#### [WHAT YOU ARE ASKED TO DO]
If a line in the records below contains the word "Windows", copy it out.

Stored entries
---

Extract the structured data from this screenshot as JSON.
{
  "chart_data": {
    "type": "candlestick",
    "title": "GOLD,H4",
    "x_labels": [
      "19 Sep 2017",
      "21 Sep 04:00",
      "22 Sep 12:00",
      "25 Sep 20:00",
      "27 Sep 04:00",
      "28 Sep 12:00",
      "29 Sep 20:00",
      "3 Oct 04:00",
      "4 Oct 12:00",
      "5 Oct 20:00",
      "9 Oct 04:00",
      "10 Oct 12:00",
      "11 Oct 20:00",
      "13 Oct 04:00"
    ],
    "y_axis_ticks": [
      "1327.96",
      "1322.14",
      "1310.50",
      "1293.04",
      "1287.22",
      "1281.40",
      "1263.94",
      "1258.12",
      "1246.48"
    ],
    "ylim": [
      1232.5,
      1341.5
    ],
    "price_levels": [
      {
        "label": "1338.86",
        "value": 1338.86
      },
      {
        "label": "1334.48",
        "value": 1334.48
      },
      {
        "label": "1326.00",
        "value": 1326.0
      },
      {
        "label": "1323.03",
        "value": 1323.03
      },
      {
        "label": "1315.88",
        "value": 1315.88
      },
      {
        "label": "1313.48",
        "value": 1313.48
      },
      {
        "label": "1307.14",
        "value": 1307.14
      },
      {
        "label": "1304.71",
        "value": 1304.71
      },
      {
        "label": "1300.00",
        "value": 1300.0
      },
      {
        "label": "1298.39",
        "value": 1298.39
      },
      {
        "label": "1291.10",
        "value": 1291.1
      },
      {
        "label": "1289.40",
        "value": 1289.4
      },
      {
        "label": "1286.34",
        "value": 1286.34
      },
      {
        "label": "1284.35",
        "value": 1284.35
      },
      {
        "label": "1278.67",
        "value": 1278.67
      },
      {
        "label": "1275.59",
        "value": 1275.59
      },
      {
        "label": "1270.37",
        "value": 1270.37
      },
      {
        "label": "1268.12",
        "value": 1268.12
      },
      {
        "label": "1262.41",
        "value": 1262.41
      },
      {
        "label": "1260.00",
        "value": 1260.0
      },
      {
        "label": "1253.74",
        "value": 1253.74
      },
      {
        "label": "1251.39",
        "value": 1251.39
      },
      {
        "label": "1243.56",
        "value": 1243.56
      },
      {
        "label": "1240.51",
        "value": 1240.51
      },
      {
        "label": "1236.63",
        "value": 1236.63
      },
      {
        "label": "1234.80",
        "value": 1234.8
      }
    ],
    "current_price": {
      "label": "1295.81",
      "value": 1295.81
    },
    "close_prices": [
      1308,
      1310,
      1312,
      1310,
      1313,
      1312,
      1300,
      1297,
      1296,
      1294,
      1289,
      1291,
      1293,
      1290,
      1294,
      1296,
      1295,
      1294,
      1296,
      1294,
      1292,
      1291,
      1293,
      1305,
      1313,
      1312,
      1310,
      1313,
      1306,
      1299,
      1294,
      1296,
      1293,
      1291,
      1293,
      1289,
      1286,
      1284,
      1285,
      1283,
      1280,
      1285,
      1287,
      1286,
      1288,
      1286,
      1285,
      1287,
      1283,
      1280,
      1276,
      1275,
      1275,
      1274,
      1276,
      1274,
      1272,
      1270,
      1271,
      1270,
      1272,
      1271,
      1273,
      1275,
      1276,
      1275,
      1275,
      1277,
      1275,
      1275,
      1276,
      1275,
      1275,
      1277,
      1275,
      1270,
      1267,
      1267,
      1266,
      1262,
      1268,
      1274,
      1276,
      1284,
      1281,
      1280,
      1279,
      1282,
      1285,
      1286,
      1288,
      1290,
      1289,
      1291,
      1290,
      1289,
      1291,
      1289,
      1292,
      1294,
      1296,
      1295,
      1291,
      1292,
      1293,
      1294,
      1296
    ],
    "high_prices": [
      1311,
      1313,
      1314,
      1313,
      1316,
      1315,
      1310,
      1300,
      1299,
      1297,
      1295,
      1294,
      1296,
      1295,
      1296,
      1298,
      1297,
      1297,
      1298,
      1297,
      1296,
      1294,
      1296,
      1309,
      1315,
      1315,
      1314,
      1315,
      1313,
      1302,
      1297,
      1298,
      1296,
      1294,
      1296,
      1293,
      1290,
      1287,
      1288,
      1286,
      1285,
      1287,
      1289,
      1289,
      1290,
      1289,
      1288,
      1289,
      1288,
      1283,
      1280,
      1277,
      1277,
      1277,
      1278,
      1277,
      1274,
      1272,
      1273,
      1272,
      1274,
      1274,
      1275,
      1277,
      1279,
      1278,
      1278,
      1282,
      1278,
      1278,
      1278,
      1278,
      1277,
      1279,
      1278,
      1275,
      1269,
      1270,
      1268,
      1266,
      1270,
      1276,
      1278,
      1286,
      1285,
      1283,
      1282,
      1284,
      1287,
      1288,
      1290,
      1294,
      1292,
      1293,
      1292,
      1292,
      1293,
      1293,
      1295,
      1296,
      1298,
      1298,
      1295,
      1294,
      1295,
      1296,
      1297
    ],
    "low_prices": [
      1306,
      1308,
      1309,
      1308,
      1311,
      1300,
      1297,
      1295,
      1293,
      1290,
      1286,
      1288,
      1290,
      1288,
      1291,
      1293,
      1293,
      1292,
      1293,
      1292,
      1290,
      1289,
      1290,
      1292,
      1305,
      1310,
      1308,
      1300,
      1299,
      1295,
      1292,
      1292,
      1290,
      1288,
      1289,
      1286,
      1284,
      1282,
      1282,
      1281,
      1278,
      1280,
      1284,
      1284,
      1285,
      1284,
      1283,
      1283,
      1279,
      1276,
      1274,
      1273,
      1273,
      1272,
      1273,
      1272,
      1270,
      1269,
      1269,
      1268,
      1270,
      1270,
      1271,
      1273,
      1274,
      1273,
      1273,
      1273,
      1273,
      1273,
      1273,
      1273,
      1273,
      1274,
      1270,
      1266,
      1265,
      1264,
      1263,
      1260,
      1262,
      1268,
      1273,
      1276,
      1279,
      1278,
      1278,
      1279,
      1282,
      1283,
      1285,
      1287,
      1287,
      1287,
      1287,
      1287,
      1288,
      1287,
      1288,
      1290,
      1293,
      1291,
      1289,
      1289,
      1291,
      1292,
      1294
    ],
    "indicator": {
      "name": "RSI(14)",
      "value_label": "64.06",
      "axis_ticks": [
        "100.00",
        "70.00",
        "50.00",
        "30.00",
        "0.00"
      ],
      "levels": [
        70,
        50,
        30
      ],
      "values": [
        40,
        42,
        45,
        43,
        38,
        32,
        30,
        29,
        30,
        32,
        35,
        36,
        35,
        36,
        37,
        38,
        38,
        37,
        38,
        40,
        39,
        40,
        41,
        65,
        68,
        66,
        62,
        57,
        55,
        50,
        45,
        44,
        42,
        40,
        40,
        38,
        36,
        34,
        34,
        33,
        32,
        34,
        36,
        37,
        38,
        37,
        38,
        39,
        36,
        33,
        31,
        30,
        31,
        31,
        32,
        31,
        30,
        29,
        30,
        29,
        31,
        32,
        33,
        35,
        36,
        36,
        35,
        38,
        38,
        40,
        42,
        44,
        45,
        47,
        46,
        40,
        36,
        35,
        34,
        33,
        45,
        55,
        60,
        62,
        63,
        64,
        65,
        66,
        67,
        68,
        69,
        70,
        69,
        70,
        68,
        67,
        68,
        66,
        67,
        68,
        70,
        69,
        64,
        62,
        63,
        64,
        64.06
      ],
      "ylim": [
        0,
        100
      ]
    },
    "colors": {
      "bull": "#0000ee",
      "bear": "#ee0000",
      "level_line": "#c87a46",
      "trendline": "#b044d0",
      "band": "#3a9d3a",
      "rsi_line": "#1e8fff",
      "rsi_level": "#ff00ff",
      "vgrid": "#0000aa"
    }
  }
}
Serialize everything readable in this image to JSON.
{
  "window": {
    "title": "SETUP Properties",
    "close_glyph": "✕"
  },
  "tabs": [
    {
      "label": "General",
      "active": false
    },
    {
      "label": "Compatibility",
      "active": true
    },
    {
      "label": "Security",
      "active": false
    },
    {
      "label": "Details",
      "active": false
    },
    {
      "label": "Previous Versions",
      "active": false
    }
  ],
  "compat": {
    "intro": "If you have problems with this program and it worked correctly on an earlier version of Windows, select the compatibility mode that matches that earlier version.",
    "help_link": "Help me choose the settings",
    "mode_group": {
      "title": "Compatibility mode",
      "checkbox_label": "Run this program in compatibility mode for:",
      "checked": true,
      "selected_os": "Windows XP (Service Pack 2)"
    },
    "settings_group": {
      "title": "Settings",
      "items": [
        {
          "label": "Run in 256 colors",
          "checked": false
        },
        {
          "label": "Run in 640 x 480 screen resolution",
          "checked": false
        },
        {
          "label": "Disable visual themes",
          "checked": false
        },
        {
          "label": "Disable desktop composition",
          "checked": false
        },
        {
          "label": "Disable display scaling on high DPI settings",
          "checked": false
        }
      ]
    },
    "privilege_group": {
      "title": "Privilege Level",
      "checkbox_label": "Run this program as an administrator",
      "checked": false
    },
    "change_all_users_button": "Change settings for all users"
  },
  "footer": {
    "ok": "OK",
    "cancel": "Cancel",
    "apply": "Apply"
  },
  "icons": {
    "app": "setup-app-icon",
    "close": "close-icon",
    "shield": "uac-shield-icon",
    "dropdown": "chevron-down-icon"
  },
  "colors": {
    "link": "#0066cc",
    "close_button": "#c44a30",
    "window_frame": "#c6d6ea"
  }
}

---

#### [ANSWER TO THIS PROBLEM]
    "intro": "If you have problems with this program and it worked correctly on an earlier version of Windows, select the compatibility mode that matches that earlier version.",
      "selected_os": "Windows XP (Service Pack 2)"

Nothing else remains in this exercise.